Warning: This is the Way to our The Mandalorian season 2, episode 6 review which contains major spoilers – turn around to avoid having the new episode ruined!
Things start off so well. Din Djarin and Baby Yoda – wait, that’s Grogu now – messing around in the cockpit of Razor Crest. The way Pedro Pascal delivers lines in these moments is entirely endearing; the central pair’s relationship really has become the heart of The Mandalorian and this simple scene exemplifies exactly why. And while we all expected Mando to stop off for fuel and save another wayward group of scavengers before arriving on Tython, that’s not to be – Din’s heading straight to the Jedi, and the wholesome vibes of that opening come crashing down as the episode’s title lights up the screen: “The Tragedy”.
Those words immediately add an edge to the episode.

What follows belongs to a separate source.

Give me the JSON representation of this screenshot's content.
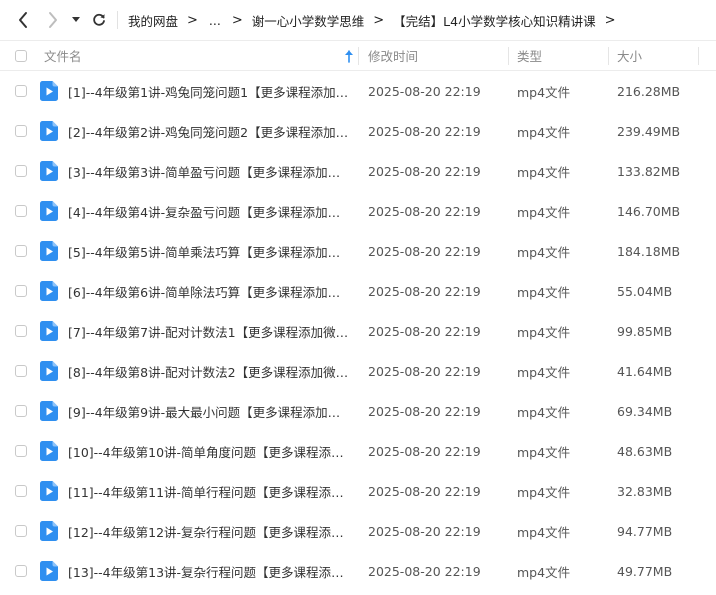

The moment Din places Grogu on that Jedi stone and the beam shoots into the air, shit immediately hits the fan. Enter: Boba Fett. He’s back! The most feared bounty hunter in all the galaxy has arrived – and he wants his armour. However, he’s not alone. It’s great to see Ming-Na Wen back as Fennec Shand, this time with Terminator-like upgrades, confirming that she was certainly not a one-episode character. If this season has proven anything, it’s that – despite each episode being pretty contained within their own events – anyone can come back. Expect Timothy Olyphant to return soon…
Boba and Din’s meeting is taught and tension-filled. Despite having the expectations of an entire fandom upon his shoulders, Temuera Morrison does a tremendous job as Boba, adding a new gnarl to the character that we’ve longed to see on screen since The Empire Strikes Back. Not only is his casting a nice continuation of the prequels, which were basically ignored by the sequel trilogy, but the callbacks to Jango Fett – his father who appeared in Attack of the Clones and the Clone Wars series – add new weight to Boba's character. With an Obi-Wan Kenobi series coming to Disney Plus, it certainly feels like LucasFilm are doing their best to reframe and reference the prequels, a trilogy so important to a generation of children and teenagers now in their late 20s and early 30s.
While the removal of Din’s jetpack certainly feels a tad forced for plotting purposes, the action that ensues is excellently done. Din’s basically out for the count rescuing Grogu, leaving Boba and Fennec to deal with the Stormtroopers. Would I watch a spin-off about this duo? Absolutely. Seeing Boba use his smash-stick to crush troopers is catnip to my Star Wars-loving mind. When he flies onto the scene now in armour, it’s nostalgic dynamite. I thought Ahsoka Tano’s appearance was great, but this is another level.
Director Robert Rodreguez does an excellent job with the pacing. The episode speeds along, lasting under half an hour – discounting the recap and credits – yet so much happens. Not too much, mind you, as the events are all clearly portrayed on screen. This feels like the third act of a Star Wars movie, and the dour tone of the final moments revisits that same feeling as Empire Strikes Back; things are looking bad, yet there’s hope.
So, to recount: Razor Crest is destroyed. Din’s without his child and Grogu – looking adorable even when smashing Stormtroopers into each other – has been captured by Moff Gideon, who feels more and more like Darth Vader every episode. The Dark Troopers have been shown to be fully operational adding even more threat.
However, Din’s got a new team, including bloody Boba Fett! And while I’m not interested in revisiting Cara Dune or Bill Burr’s character Mayfeld, the promise of seeing Din and Boba working together in the future has left me with goosebumps. This really is the finest Star Wars has been in a long time, and perhaps the best episode of The Mandalorian yet.